• **WHAT TO WORK ON**: Each record, word for word and stripped of pictures, is what the answer should contain.

[[ DATA RECORDS open ]]

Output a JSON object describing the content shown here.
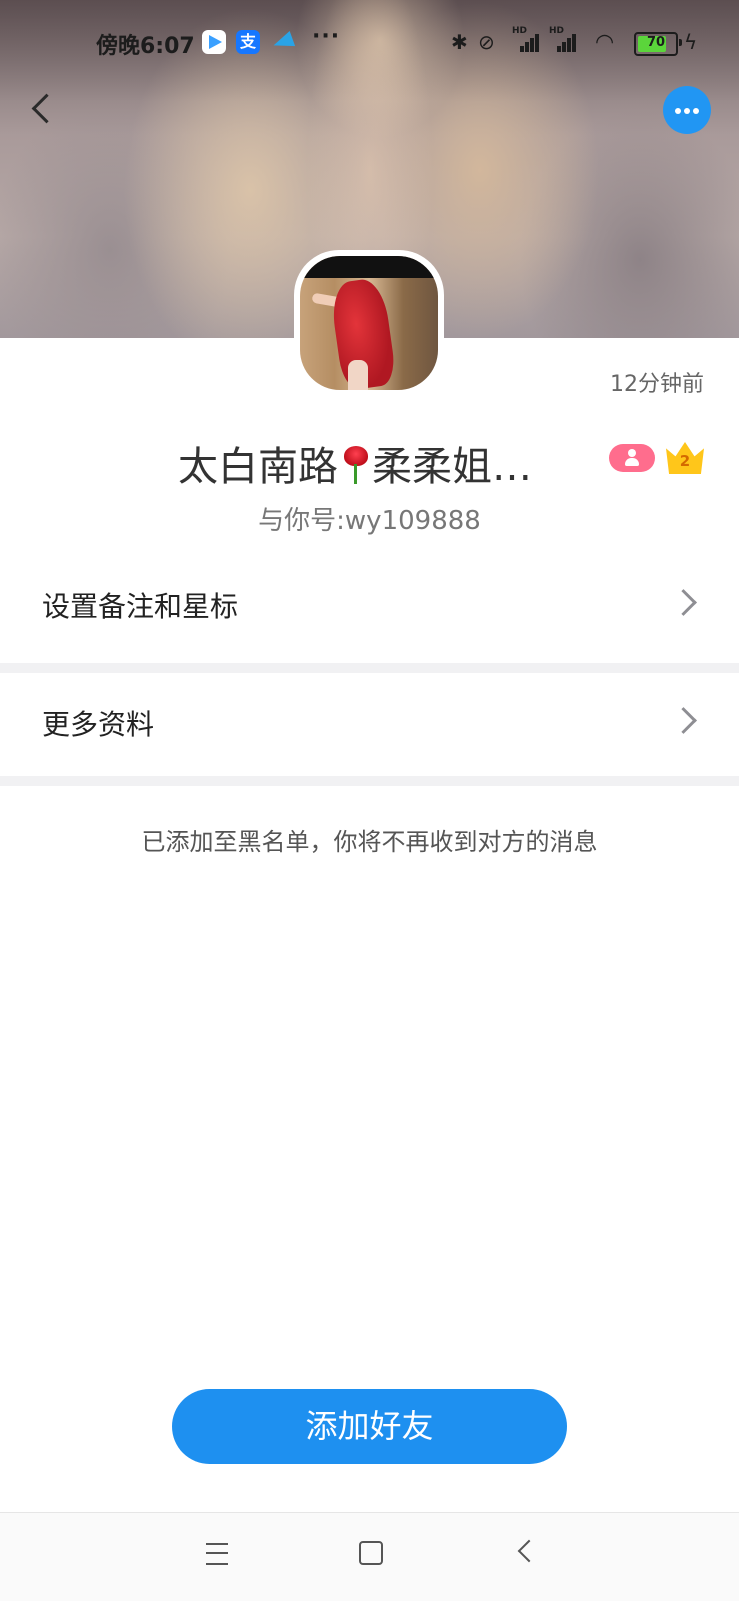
{
  "status_bar": {
    "time": "傍晚6:07",
    "more": "···",
    "battery": "70"
  },
  "profile": {
    "last_seen": "12分钟前",
    "name_part1": "太白南路",
    "name_part2": "柔柔姐…",
    "account": "与你号:wy109888",
    "level": "2"
  },
  "menu": {
    "remark_label": "设置备注和星标",
    "more_info_label": "更多资料"
  },
  "notice": "已添加至黑名单，你将不再收到对方的消息",
  "actions": {
    "add_friend": "添加好友"
  },
  "colors": {
    "accent": "#1e90f0",
    "badge_pink": "#ff6d8d",
    "crown_gold": "#ffc61a",
    "battery_green": "#5bd53b"
  },
  "icons": {
    "back": "chevron-left-icon",
    "more": "more-dots-icon",
    "row_arrow": "chevron-right-icon"
  }
}
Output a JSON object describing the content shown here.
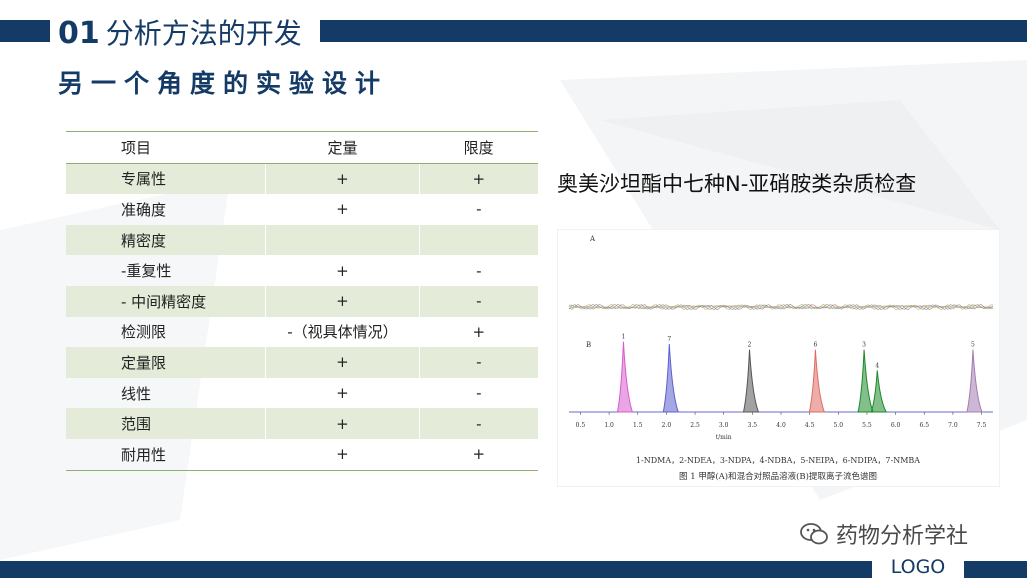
{
  "header": {
    "number": "01",
    "title": "分析方法的开发"
  },
  "subtitle": "另一个角度的实验设计",
  "table": {
    "headers": [
      "项目",
      "定量",
      "限度"
    ],
    "rows": [
      [
        "专属性",
        "+",
        "+"
      ],
      [
        "准确度",
        "+",
        "-"
      ],
      [
        "精密度",
        "",
        ""
      ],
      [
        "-重复性",
        "+",
        "-"
      ],
      [
        " - 中间精密度",
        "+",
        "-"
      ],
      [
        "检测限",
        "-（视具体情况）",
        "+"
      ],
      [
        "定量限",
        "+",
        "-"
      ],
      [
        "线性",
        "+",
        "-"
      ],
      [
        "范围",
        "+",
        "-"
      ],
      [
        "耐用性",
        "+",
        "+"
      ]
    ]
  },
  "chrom": {
    "title": "奥美沙坦酯中七种N-亚硝胺类杂质检查",
    "panel_a": "A",
    "panel_b": "B",
    "x_ticks": [
      "0.5",
      "1.0",
      "1.5",
      "2.0",
      "2.5",
      "3.0",
      "3.5",
      "4.0",
      "4.5",
      "5.0",
      "5.5",
      "6.0",
      "6.5",
      "7.0",
      "7.5"
    ],
    "x_unit": "t/min",
    "peaks": [
      {
        "label": "1",
        "t": 1.25,
        "h": 0.88,
        "color": "#d85bd0"
      },
      {
        "label": "7",
        "t": 2.05,
        "h": 0.85,
        "color": "#5b5fd0"
      },
      {
        "label": "2",
        "t": 3.45,
        "h": 0.78,
        "color": "#555555"
      },
      {
        "label": "6",
        "t": 4.6,
        "h": 0.78,
        "color": "#e06a66"
      },
      {
        "label": "3",
        "t": 5.45,
        "h": 0.78,
        "color": "#1b8a2a"
      },
      {
        "label": "4",
        "t": 5.68,
        "h": 0.52,
        "color": "#1b8a2a"
      },
      {
        "label": "5",
        "t": 7.35,
        "h": 0.78,
        "color": "#a37cb0"
      }
    ],
    "legend": "1-NDMA，2-NDEA，3-NDPA，4-NDBA，5-NEIPA，6-NDIPA，7-NMBA",
    "caption": "图 1    甲醇(A)和混合对照品溶液(B)提取离子流色谱图"
  },
  "watermark": "药物分析学社",
  "logo": "LOGO",
  "colors": {
    "brand": "#143a66",
    "table_stripe": "#e4ecd9",
    "table_rule": "#8fae6f"
  }
}
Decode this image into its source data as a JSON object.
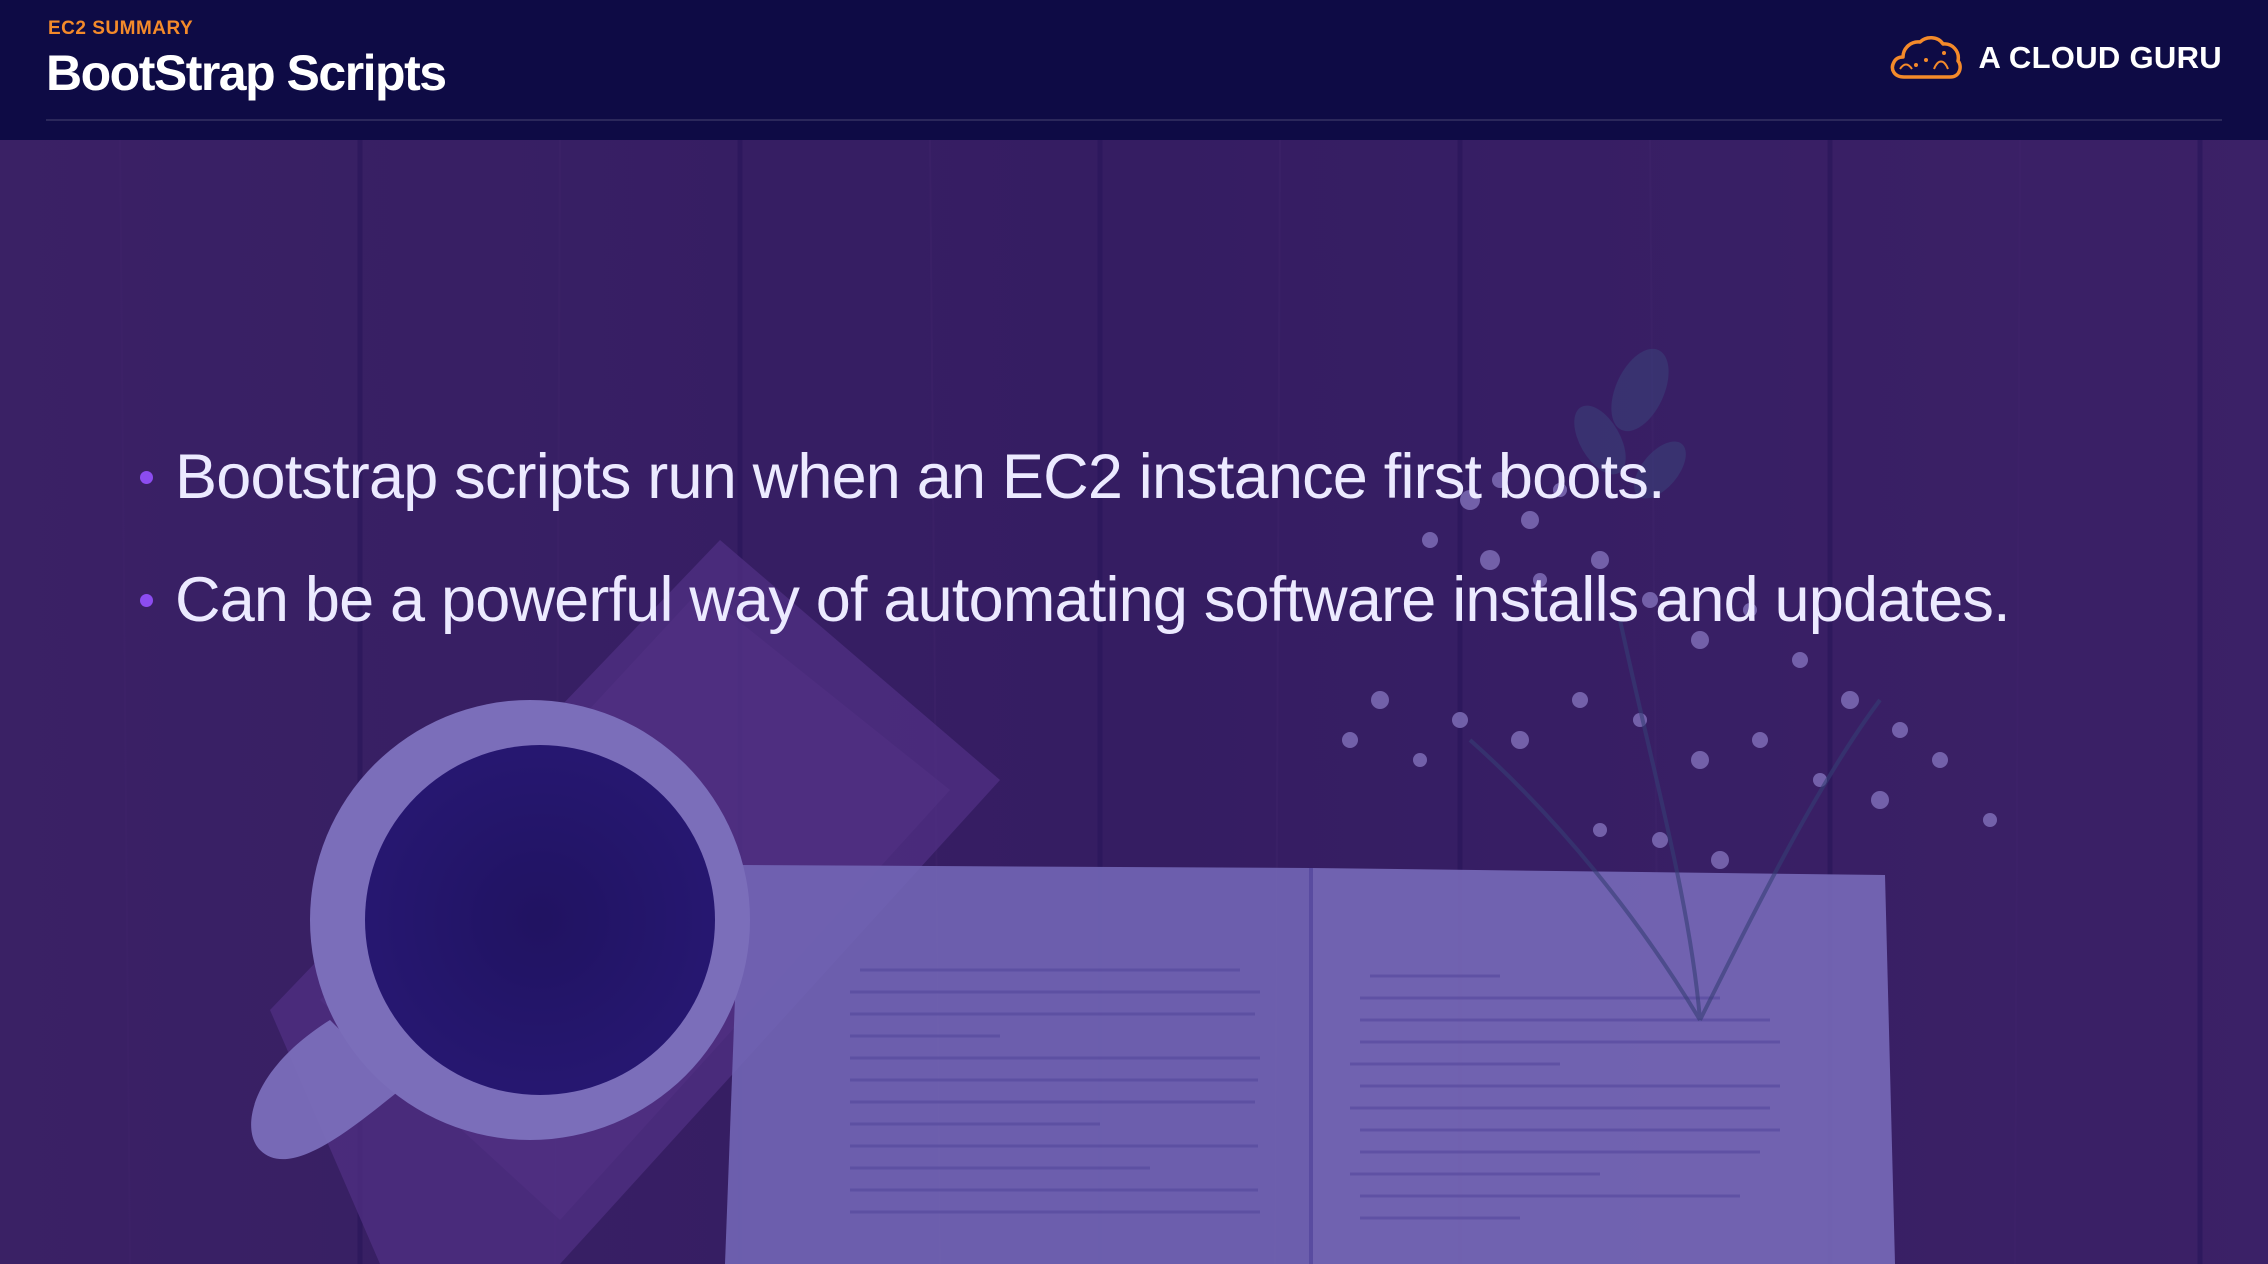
{
  "header": {
    "section_label": "EC2 SUMMARY",
    "title": "BootStrap Scripts",
    "brand": {
      "name": "A CLOUD GURU",
      "logo_icon": "cloud-logo-icon",
      "logo_color": "#f48a2a"
    }
  },
  "bullets": [
    {
      "text": "Bootstrap scripts run when an EC2 instance first boots."
    },
    {
      "text": "Can be a powerful way of automating software installs and updates."
    }
  ],
  "colors": {
    "header_background": "#0e0b45",
    "accent_orange": "#f48a2a",
    "bullet_dot": "#8c4cf0",
    "overlay_purple": "#2e1a8c",
    "text_light": "#eceaff"
  },
  "background": {
    "icon": "coffee-book-flowers-photo"
  }
}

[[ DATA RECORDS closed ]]

• **EXERCISE OUTPUT**:
Output a JSON object describing the content shown here.
{
  "status_bar": {
    "time": "傍晚6:07",
    "more": "···",
    "battery": "70"
  },
  "profile": {
    "last_seen": "12分钟前",
    "name_part1": "太白南路",
    "name_part2": "柔柔姐…",
    "account": "与你号:wy109888",
    "level": "2"
  },
  "menu": {
    "remark_label": "设置备注和星标",
    "more_info_label": "更多资料"
  },
  "notice": "已添加至黑名单，你将不再收到对方的消息",
  "actions": {
    "add_friend": "添加好友"
  },
  "colors": {
    "accent": "#1e90f0",
    "badge_pink": "#ff6d8d",
    "crown_gold": "#ffc61a",
    "battery_green": "#5bd53b"
  },
  "icons": {
    "back": "chevron-left-icon",
    "more": "more-dots-icon",
    "row_arrow": "chevron-right-icon"
  }
}
Output a JSON object describing the content shown here.
{
  "header": {
    "number": "01",
    "title": "分析方法的开发"
  },
  "subtitle": "另一个角度的实验设计",
  "table": {
    "headers": [
      "项目",
      "定量",
      "限度"
    ],
    "rows": [
      [
        "专属性",
        "+",
        "+"
      ],
      [
        "准确度",
        "+",
        "-"
      ],
      [
        "精密度",
        "",
        ""
      ],
      [
        "-重复性",
        "+",
        "-"
      ],
      [
        " - 中间精密度",
        "+",
        "-"
      ],
      [
        "检测限",
        "-（视具体情况）",
        "+"
      ],
      [
        "定量限",
        "+",
        "-"
      ],
      [
        "线性",
        "+",
        "-"
      ],
      [
        "范围",
        "+",
        "-"
      ],
      [
        "耐用性",
        "+",
        "+"
      ]
    ]
  },
  "chrom": {
    "title": "奥美沙坦酯中七种N-亚硝胺类杂质检查",
    "panel_a": "A",
    "panel_b": "B",
    "x_ticks": [
      "0.5",
      "1.0",
      "1.5",
      "2.0",
      "2.5",
      "3.0",
      "3.5",
      "4.0",
      "4.5",
      "5.0",
      "5.5",
      "6.0",
      "6.5",
      "7.0",
      "7.5"
    ],
    "x_unit": "t/min",
    "peaks": [
      {
        "label": "1",
        "t": 1.25,
        "h": 0.88,
        "color": "#d85bd0"
      },
      {
        "label": "7",
        "t": 2.05,
        "h": 0.85,
        "color": "#5b5fd0"
      },
      {
        "label": "2",
        "t": 3.45,
        "h": 0.78,
        "color": "#555555"
      },
      {
        "label": "6",
        "t": 4.6,
        "h": 0.78,
        "color": "#e06a66"
      },
      {
        "label": "3",
        "t": 5.45,
        "h": 0.78,
        "color": "#1b8a2a"
      },
      {
        "label": "4",
        "t": 5.68,
        "h": 0.52,
        "color": "#1b8a2a"
      },
      {
        "label": "5",
        "t": 7.35,
        "h": 0.78,
        "color": "#a37cb0"
      }
    ],
    "legend": "1-NDMA，2-NDEA，3-NDPA，4-NDBA，5-NEIPA，6-NDIPA，7-NMBA",
    "caption": "图 1    甲醇(A)和混合对照品溶液(B)提取离子流色谱图"
  },
  "watermark": "药物分析学社",
  "logo": "LOGO",
  "colors": {
    "brand": "#143a66",
    "table_stripe": "#e4ecd9",
    "table_rule": "#8fae6f"
  }
}
Decode this image into its source data as a JSON object.
{
  "header": {
    "section_label": "EC2 SUMMARY",
    "title": "BootStrap Scripts",
    "brand": {
      "name": "A CLOUD GURU",
      "logo_icon": "cloud-logo-icon",
      "logo_color": "#f48a2a"
    }
  },
  "bullets": [
    {
      "text": "Bootstrap scripts run when an EC2 instance first boots."
    },
    {
      "text": "Can be a powerful way of automating software installs and updates."
    }
  ],
  "colors": {
    "header_background": "#0e0b45",
    "accent_orange": "#f48a2a",
    "bullet_dot": "#8c4cf0",
    "overlay_purple": "#2e1a8c",
    "text_light": "#eceaff"
  },
  "background": {
    "icon": "coffee-book-flowers-photo"
  }
}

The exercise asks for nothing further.